> _TASK OBJECTIVE_
With the images omitted, return all of the entries exactly as they stand.

* * * *

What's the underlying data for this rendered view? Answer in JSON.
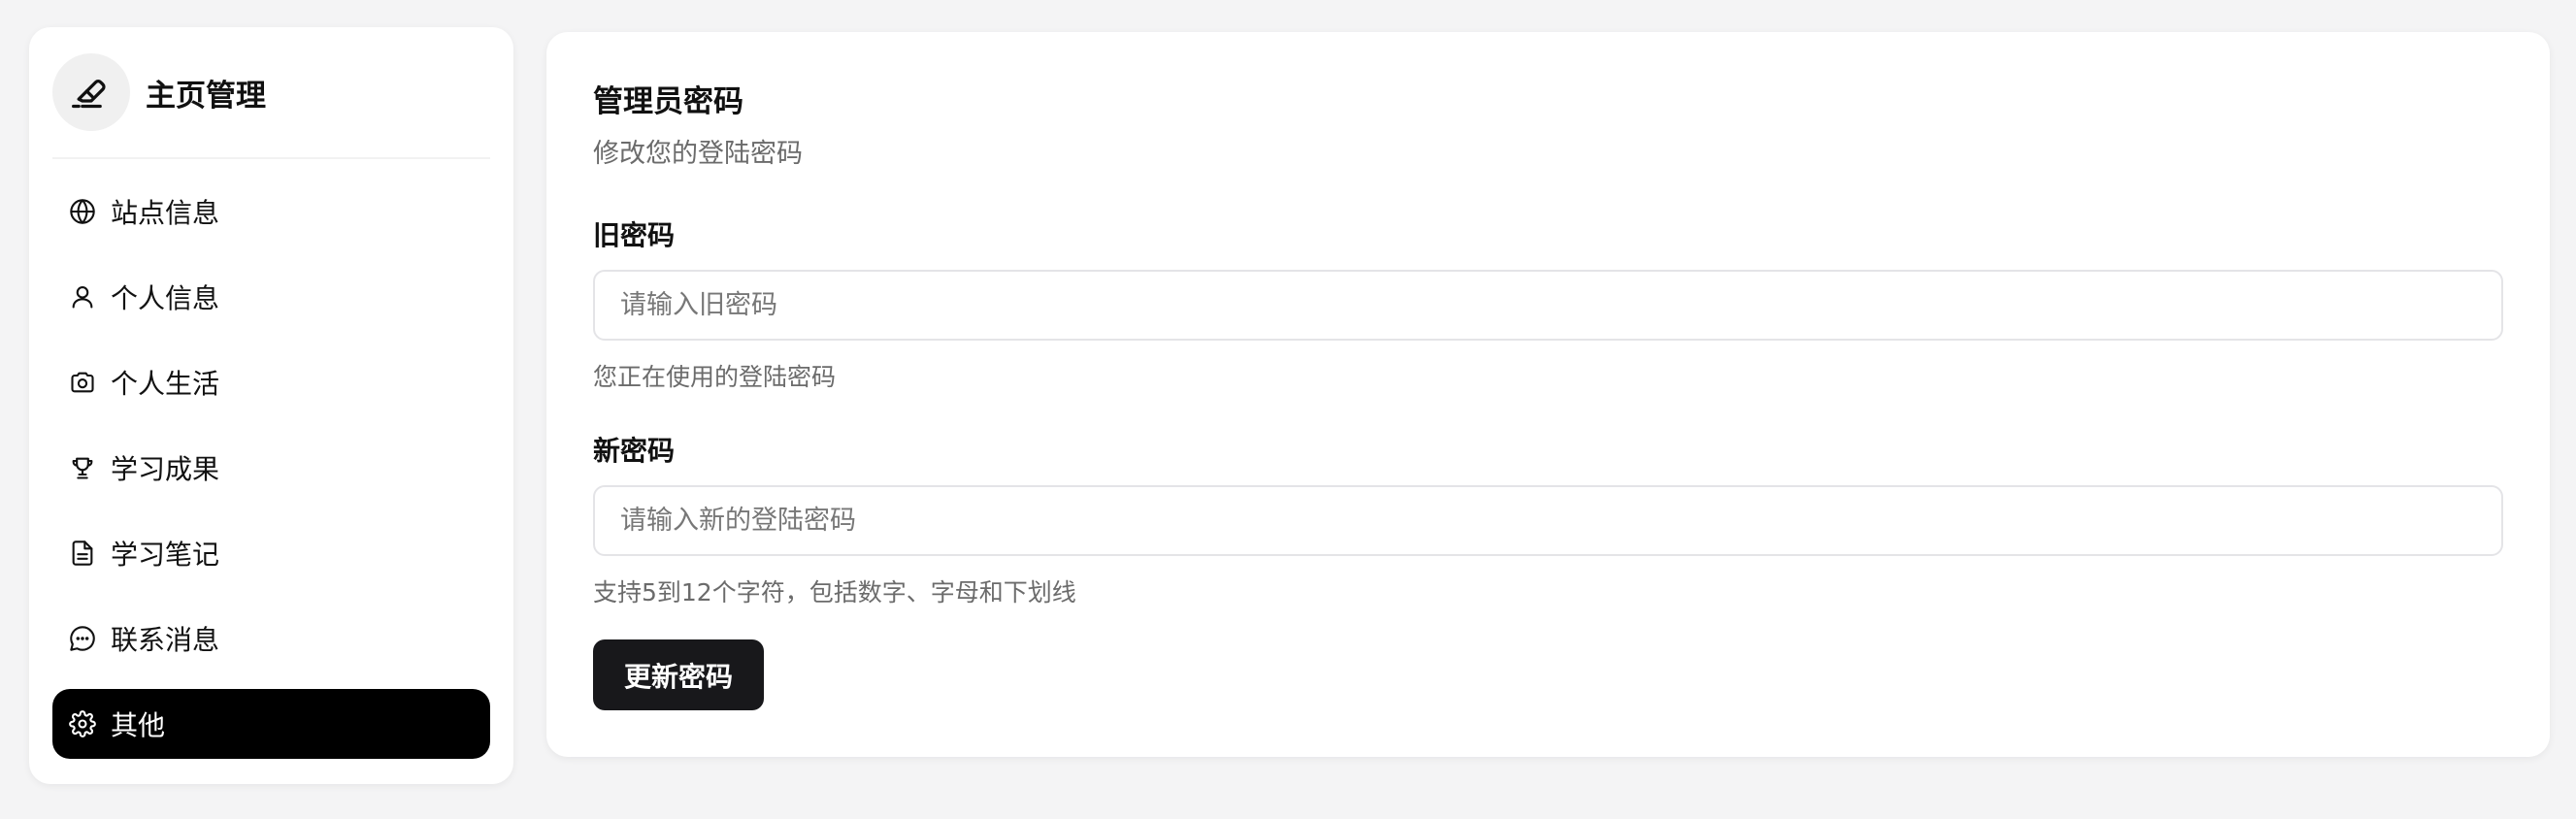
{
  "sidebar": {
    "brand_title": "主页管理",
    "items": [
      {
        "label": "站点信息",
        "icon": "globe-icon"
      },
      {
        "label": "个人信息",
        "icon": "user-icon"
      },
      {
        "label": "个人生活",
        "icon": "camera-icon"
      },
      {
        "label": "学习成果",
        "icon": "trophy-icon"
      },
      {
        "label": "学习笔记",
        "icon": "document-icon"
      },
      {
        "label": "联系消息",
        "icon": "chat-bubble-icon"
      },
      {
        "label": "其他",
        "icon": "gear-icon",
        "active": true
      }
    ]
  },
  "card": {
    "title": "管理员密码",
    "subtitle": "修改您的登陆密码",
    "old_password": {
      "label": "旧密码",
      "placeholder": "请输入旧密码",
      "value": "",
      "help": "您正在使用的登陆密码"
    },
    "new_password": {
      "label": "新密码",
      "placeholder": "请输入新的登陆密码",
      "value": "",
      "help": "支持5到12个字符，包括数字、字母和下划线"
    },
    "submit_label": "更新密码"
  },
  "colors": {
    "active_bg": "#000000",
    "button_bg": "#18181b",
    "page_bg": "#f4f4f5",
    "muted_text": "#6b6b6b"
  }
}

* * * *

> _ANSWER TO THIS PROBLEM_
What's the underlying data for this rendered view? Answer in JSON.
{
  "sidebar": {
    "brand_title": "主页管理",
    "items": [
      {
        "label": "站点信息",
        "icon": "globe-icon"
      },
      {
        "label": "个人信息",
        "icon": "user-icon"
      },
      {
        "label": "个人生活",
        "icon": "camera-icon"
      },
      {
        "label": "学习成果",
        "icon": "trophy-icon"
      },
      {
        "label": "学习笔记",
        "icon": "document-icon"
      },
      {
        "label": "联系消息",
        "icon": "chat-bubble-icon"
      },
      {
        "label": "其他",
        "icon": "gear-icon",
        "active": true
      }
    ]
  },
  "card": {
    "title": "管理员密码",
    "subtitle": "修改您的登陆密码",
    "old_password": {
      "label": "旧密码",
      "placeholder": "请输入旧密码",
      "value": "",
      "help": "您正在使用的登陆密码"
    },
    "new_password": {
      "label": "新密码",
      "placeholder": "请输入新的登陆密码",
      "value": "",
      "help": "支持5到12个字符，包括数字、字母和下划线"
    },
    "submit_label": "更新密码"
  },
  "colors": {
    "active_bg": "#000000",
    "button_bg": "#18181b",
    "page_bg": "#f4f4f5",
    "muted_text": "#6b6b6b"
  }
}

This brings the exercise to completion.